    34. A'Hearn, Brian & Woitek, Ulrich, 2001. "More international evidence on the historical properties of business cycles," Journal of Monetary Economics, Elsevier, vol. 47(2), pages 321-346, April.
    35. Gerhard Bry & Charlotte Boschan, 1971. "Cyclical Analysis of Time Series: Selected Procedures and Computer Programs," NBER Books, National Bureau of Economic Research, Inc, number bry_71-1, July.
    36. Saul H. Hymans, 1973. "On the Use of Leading Indicators to Predict Cyclical Turning Points," Brookings Papers on Economic Activity, Economic Studies Program, The Brookings Institution, vol. 4(2), pages 339-384.
    37. Domenico Giannone & Lucrezia Reichlin, 2004. "Euro area and US recessions: 1970-2003," ULB Institutional Repository 2013/6405, ULB -- Universite Libre de Bruxelles.
    38. Kosei Fukuda, 2008. "Differentiating between business cycles and growth cycles: evidence from 15 developed countries," Applied Economics, Taylor & Francis Journals, vol. 40(7), pages 875-883.
    Full references (including those not matched with items on IDEAS)

    More about this item

    Keywords

    business cycle; growth cycle; classical cycle; unobserved components Least Squares Method;

    JEL classification:

    • E32 - Macroeconomics and Monetary Economics - - Prices, Business Fluctuations, and Cycles - - - Business Fluctuations; Cycles
    • E37 - Macroeconomics and Monetary Economics - - Prices, Business Fluctuations, and Cycles - - - Forecasting and Simulation: Models and Applications

    Statistics

    Access and download statistics

    Corrections

    All material on this site has been provided by the respective publishers and authors. You can help correct errors and omissions. When requesting a correction, please mention this item's handle: RePEc:rze:efinan:v:10:y:2014:i:3:p:1-28. See general information about how to correct material in RePEc.

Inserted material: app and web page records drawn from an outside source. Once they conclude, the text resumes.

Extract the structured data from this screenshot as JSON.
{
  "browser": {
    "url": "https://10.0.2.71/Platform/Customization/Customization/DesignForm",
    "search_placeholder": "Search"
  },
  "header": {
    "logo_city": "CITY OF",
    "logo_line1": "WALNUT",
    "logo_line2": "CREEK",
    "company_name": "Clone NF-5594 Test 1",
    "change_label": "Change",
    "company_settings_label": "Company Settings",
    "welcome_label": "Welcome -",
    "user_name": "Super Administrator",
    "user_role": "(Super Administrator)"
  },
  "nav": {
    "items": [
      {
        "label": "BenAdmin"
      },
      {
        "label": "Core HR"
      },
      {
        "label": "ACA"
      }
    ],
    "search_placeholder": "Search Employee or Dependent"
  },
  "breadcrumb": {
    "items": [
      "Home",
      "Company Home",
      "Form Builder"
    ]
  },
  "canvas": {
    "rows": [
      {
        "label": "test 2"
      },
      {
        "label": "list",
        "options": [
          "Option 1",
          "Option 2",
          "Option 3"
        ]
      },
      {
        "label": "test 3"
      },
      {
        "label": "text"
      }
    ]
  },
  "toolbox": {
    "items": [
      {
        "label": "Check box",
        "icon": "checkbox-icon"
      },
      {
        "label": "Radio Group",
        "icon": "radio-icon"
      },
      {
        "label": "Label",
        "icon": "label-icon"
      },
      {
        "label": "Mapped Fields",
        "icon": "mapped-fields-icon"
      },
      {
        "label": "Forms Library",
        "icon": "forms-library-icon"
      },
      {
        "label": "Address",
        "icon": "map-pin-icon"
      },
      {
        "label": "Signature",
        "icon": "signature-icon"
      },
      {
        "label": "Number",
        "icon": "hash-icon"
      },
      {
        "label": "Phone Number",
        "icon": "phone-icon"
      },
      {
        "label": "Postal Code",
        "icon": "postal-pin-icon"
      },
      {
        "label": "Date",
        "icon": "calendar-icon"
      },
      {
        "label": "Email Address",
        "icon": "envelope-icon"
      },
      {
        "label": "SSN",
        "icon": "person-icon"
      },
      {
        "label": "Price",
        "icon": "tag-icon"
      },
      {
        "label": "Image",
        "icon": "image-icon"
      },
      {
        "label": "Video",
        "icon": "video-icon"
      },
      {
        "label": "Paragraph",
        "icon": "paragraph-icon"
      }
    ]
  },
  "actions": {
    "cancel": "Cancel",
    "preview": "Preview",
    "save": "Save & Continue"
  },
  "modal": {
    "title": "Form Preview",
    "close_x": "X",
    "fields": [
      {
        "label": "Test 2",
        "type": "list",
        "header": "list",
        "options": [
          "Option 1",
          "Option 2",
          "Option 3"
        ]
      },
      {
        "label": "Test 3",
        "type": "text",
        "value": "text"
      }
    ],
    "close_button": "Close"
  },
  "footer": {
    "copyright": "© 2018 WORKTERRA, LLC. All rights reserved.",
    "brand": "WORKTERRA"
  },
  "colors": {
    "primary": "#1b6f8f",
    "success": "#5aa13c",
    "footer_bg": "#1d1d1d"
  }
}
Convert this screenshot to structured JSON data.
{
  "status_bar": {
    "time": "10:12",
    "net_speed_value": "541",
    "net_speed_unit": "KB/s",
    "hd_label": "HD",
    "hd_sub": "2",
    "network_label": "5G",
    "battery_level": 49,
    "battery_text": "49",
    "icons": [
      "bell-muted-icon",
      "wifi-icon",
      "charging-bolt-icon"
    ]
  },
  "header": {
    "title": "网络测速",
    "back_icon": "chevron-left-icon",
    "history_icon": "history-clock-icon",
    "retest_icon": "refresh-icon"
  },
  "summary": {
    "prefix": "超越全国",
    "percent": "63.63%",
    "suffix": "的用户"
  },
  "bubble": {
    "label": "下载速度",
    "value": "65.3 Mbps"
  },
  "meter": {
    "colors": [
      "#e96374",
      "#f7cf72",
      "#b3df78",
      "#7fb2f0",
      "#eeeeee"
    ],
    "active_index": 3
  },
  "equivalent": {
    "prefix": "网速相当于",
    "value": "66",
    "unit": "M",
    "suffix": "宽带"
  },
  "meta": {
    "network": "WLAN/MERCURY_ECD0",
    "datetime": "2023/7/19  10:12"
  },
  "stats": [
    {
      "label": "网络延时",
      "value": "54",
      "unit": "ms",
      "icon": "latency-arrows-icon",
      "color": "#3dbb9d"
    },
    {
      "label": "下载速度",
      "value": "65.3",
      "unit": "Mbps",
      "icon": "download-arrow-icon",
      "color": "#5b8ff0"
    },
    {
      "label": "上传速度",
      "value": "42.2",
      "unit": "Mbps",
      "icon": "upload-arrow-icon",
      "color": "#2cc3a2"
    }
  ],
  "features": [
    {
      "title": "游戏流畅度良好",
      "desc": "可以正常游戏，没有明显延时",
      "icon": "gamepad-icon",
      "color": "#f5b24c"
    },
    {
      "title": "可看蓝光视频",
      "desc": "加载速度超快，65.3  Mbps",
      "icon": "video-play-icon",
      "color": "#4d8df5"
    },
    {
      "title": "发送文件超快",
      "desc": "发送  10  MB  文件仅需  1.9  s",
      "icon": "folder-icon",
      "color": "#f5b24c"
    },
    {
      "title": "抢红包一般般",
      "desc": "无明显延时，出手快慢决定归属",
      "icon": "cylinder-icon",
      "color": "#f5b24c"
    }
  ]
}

    For technical questions regarding this item, or to correct its authors, title, abstract, bibliographic or download information, contact: (Pawel Bochenek). General contact details of provider: http://edirc.repec.org/data/igwsipl.html .

    If you have authored this item and are not yet registered with RePEc, we encourage you to do it here. This allows to link your profile to this item. It also allows you to accept potential citations to this item that we are uncertain about.

    If CitEc recognized a reference but did not link an item in RePEc to it, you can help with this form .

    If you know of missing items citing this one, you can help us creating those links by adding the relevant references in the same way as above, for each refering item. If you are a registered author of this item, you may also want to check the "citations" tab in your RePEc Author Service profile, as there may be some citations waiting for confirmation.

    Please note that corrections may take a couple of weeks to filter through the various RePEc services.

    IDEAS is a RePEc service hosted by the Research Division of the Federal Reserve Bank of St. Louis . RePEc uses bibliographic data supplied by the respective publishers.